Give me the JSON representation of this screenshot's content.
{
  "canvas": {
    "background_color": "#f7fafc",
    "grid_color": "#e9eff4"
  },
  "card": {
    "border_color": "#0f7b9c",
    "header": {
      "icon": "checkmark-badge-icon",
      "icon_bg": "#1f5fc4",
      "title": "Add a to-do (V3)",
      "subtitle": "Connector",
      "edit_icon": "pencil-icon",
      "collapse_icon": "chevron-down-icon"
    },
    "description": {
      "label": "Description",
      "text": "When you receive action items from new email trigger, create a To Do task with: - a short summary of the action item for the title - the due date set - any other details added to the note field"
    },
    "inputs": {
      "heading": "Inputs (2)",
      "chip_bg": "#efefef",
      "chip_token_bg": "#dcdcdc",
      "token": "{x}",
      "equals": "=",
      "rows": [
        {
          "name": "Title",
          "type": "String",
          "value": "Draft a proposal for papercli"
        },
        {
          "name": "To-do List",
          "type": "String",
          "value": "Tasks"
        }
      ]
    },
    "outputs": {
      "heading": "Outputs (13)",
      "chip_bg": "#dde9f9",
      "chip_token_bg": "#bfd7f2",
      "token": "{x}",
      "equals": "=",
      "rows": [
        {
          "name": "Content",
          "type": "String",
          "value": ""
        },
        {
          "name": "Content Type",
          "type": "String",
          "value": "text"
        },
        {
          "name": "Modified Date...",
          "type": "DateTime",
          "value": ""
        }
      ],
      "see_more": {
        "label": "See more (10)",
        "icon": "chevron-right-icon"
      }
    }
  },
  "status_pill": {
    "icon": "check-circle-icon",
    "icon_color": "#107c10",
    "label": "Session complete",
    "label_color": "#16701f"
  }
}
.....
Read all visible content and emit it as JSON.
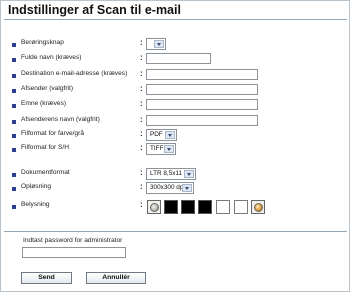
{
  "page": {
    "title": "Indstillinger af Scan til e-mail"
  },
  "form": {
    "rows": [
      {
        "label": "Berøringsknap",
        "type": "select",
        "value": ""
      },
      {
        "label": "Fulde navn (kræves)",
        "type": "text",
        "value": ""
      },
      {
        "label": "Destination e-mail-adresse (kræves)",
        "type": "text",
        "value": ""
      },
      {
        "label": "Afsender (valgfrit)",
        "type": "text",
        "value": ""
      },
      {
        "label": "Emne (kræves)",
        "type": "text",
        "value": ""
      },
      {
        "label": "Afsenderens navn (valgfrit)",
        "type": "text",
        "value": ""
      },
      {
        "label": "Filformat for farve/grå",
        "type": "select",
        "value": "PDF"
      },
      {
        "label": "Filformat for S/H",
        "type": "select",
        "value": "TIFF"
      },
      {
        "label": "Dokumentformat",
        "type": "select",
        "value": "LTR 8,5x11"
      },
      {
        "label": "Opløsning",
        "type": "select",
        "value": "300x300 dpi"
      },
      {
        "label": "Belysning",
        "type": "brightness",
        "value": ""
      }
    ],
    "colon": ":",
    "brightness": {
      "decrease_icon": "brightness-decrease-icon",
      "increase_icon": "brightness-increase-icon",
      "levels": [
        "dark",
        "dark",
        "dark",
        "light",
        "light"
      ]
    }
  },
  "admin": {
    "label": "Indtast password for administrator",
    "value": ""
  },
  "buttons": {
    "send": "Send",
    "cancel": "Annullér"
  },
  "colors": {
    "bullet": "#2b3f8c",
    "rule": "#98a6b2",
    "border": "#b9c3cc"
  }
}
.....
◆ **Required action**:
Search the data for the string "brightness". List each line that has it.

◆ **Your response**:
        "type": "brightness",
    "brightness": {
      "decrease_icon": "brightness-decrease-icon",
      "increase_icon": "brightness-increase-icon",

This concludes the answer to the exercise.